▶ EXERCISE DESCRIPTION: All lines in the entries below that hold "Control" make up the answer.

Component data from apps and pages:
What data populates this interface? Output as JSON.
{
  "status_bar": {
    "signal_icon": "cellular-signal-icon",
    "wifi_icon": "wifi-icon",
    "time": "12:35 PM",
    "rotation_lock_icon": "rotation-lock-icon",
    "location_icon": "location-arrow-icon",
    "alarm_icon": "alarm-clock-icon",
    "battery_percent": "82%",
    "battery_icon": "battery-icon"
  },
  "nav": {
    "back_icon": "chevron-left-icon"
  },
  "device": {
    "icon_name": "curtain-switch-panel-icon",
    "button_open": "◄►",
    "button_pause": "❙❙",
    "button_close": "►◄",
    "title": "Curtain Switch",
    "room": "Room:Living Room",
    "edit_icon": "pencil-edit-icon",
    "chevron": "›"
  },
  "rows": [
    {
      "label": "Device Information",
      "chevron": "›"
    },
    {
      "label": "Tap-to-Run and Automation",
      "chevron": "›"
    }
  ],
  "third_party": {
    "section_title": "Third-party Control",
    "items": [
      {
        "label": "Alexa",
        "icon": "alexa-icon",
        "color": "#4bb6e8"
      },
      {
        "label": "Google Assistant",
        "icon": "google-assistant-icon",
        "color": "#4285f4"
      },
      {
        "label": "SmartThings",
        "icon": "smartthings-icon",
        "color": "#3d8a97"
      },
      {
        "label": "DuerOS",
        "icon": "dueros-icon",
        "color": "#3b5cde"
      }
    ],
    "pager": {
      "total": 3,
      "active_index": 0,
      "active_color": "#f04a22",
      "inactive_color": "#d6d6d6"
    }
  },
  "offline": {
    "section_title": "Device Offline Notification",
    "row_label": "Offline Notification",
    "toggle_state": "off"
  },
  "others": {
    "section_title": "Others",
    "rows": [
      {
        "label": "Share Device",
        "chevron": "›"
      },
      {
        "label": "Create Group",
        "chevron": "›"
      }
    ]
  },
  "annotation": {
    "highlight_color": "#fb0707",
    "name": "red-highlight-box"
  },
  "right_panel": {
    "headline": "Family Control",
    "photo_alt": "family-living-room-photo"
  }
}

▶ YOUR RESPONSE:
    "section_title": "Third-party Control",
    "headline": "Family Control",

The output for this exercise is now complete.